"Lee Child continues his meteoric rise and mastery of suspense with Tripwire. It's a tightly-drawn and swift thriller that gives new meaning to what a page-turner should be." (Michael Connelly)
For Jack Reacher being invisible has become a habit.
He spends his days digging swimming pools by hand and his nights as the bouncer in the local strip club in the Florida Keys.
He doesn't want to be found.
But someone has sent a private detective to seek him out. Then Reacher finds the guy beaten to death with his fingertips sliced off. It's time to head north and work out who is trying to find him and why.
Although the Jack Reacher novels can be read in any order, Tripwire is 3rd in the series.

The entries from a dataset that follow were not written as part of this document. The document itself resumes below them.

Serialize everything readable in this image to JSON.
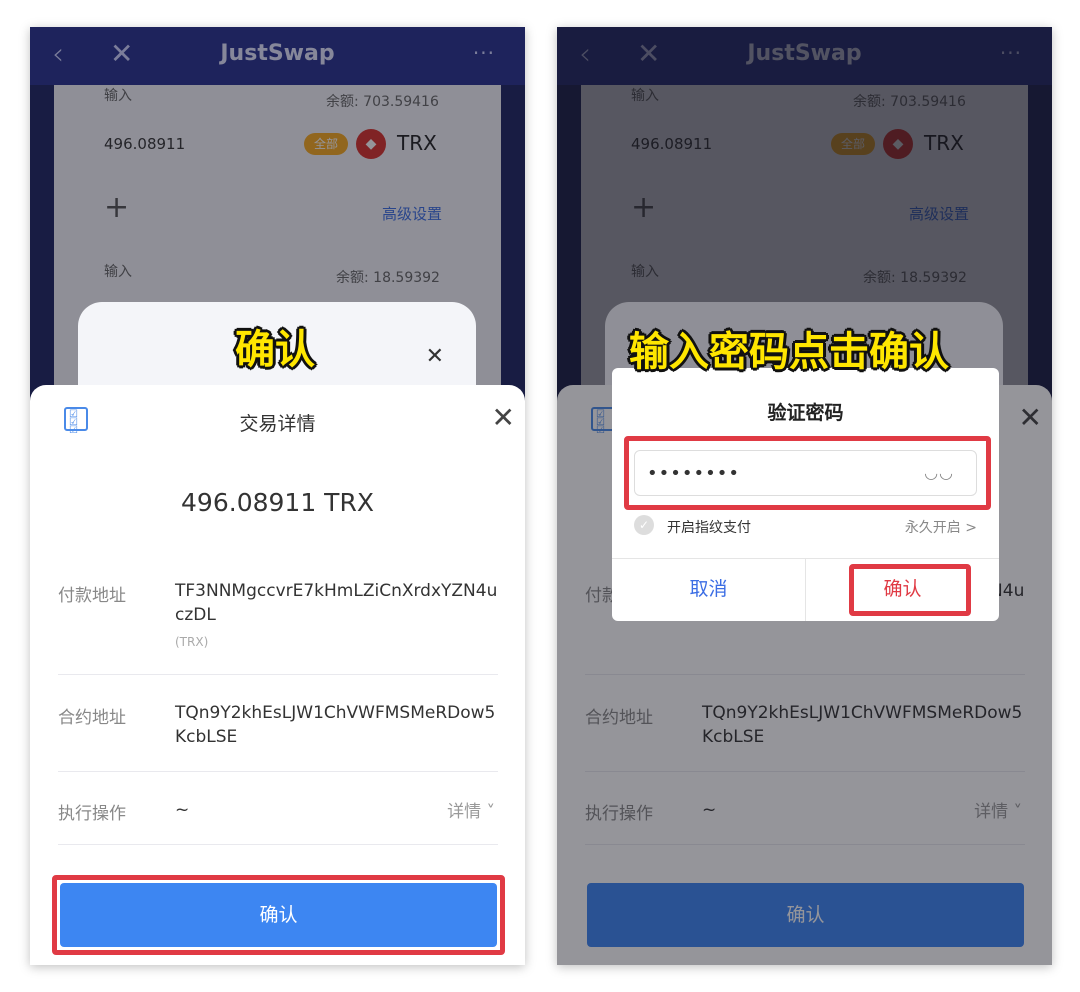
{
  "app": {
    "title": "JustSwap",
    "back_icon": "‹",
    "close_icon": "✕",
    "more_icon": "···"
  },
  "background": {
    "input_label_1": "输入",
    "balance_1": "余额: 703.59416",
    "amount_1": "496.08911",
    "max_pill": "全部",
    "token_name": "TRX",
    "add_icon": "+",
    "advanced_settings": "高级设置",
    "input_label_2": "输入",
    "balance_2": "余额: 18.59392"
  },
  "captions": {
    "left": "确认",
    "right": "输入密码点击确认"
  },
  "sheet": {
    "title": "交易详情",
    "amount": "496.08911 TRX",
    "payment_label": "付款地址",
    "payment_value": "TF3NNMgccvrE7kHmLZiCnXrdxYZN4uczDL",
    "payment_sub": "(TRX)",
    "contract_label": "合约地址",
    "contract_value": "TQn9Y2khEsLJW1ChVWFMSMeRDow5KcbLSE",
    "operation_label": "执行操作",
    "operation_value": "~",
    "details_link": "详情 ˅",
    "confirm_label": "确认"
  },
  "password_dialog": {
    "title": "验证密码",
    "password_value": "••••••••",
    "fingerprint_label": "开启指纹支付",
    "fingerprint_link": "永久开启 >",
    "cancel_label": "取消",
    "confirm_label": "确认"
  },
  "colors": {
    "header": "#27318f",
    "confirm_blue": "#3d86f2",
    "highlight_red": "#e03a44",
    "caption_yellow": "#ffe600"
  }
}
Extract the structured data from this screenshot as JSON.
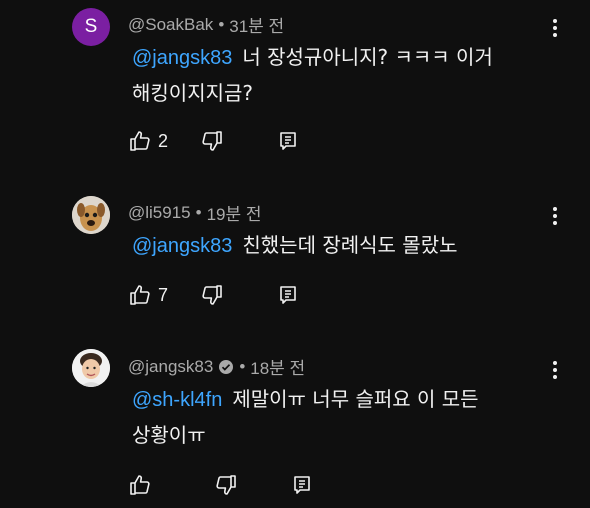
{
  "comments": [
    {
      "author": "@SoakBak",
      "time": "31분 전",
      "avatar_letter": "S",
      "avatar_color": "#7b1fa2",
      "mention": "@jangsk83",
      "text_line1": "너 장성규아니지? ㅋㅋㅋ 이거",
      "text_line2": "해킹이지지금?",
      "likes": "2",
      "verified": false
    },
    {
      "author": "@li5915",
      "time": "19분 전",
      "avatar_desc": "dog-photo",
      "mention": "@jangsk83",
      "text_line1": "친했는데 장례식도 몰랐노",
      "likes": "7",
      "verified": false
    },
    {
      "author": "@jangsk83",
      "time": "18분 전",
      "avatar_desc": "person-photo",
      "mention": "@sh-kl4fn",
      "text_line1": "제말이ㅠ 너무 슬퍼요 이 모든",
      "text_line2": "상황이ㅠ",
      "likes": "",
      "verified": true
    }
  ],
  "colors": {
    "background": "#0f0f0f",
    "text": "#f1f1f1",
    "meta": "#aaaaaa",
    "mention": "#3ea6ff"
  },
  "separator": "•"
}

Jack Reacher, the hulking ex-soldier readers will remember from Child's first two thrillers, Die Trying and Killing Floor, can kill with his bare hands, and sports chest muscles thick enough to stop bullets. He's actually a dynamo of a character, wily in an innocent sort of way, and the anchor to one of the best new series in thriller fiction. Here, Reacher is incognito, living the life of a drifter and digging swimming pools in Key West. When a PI from New York comes looking for him, and shortly afterwards turns up dead with his fingertips sliced off, Reacher flies north and discovers that the instigator of the search is Leon Garber, his former army commanding officer. But Garber has died the day before Reacher arrives. As Reacher finds out from Jodie Jacob, Garner's beautiful attorney daughter, Garber was helping an elderly couple to locate their son, who supposedly died in a helicopter crash during the Vietnam War. The military won't confirm the death, however, or even classify the soldier as missing in action. Pursuing the search together, Reacher and Jacob narrowly escape murder attempts by a pair of dark-suited thugs who work for an evil corporate loan shark named "Hook" Hobie, who has a hideously disfigured face and a metal hook for a right hand. Hobie is harboring a terrible secret linking him to the couple's vanished son, and he'll kill anyone who tries to discover his diabolical past. A showdown between the two men is inevitable, and when it happens, it's a beaut--almost as good as Child's skillfully laid surprise ending and the crisp and original dialogue throughout. Reacher is a complex, contemplative brute whose aversion to social and material entanglements entail very peculiar habits and ideas. He never cleans his clothes, preferring to buy new ones (going to a dry cleaner implies a commitment to return); and he's spellbinding whether kicking in doors or just kicking around a thought in his brain. Literary Guild featured alternate; feature film rights for Killing Floor and the character of Jack Reacher optioned by Mark Johnson/Polygram; rights to Jack Reacher series sold to 18 countries.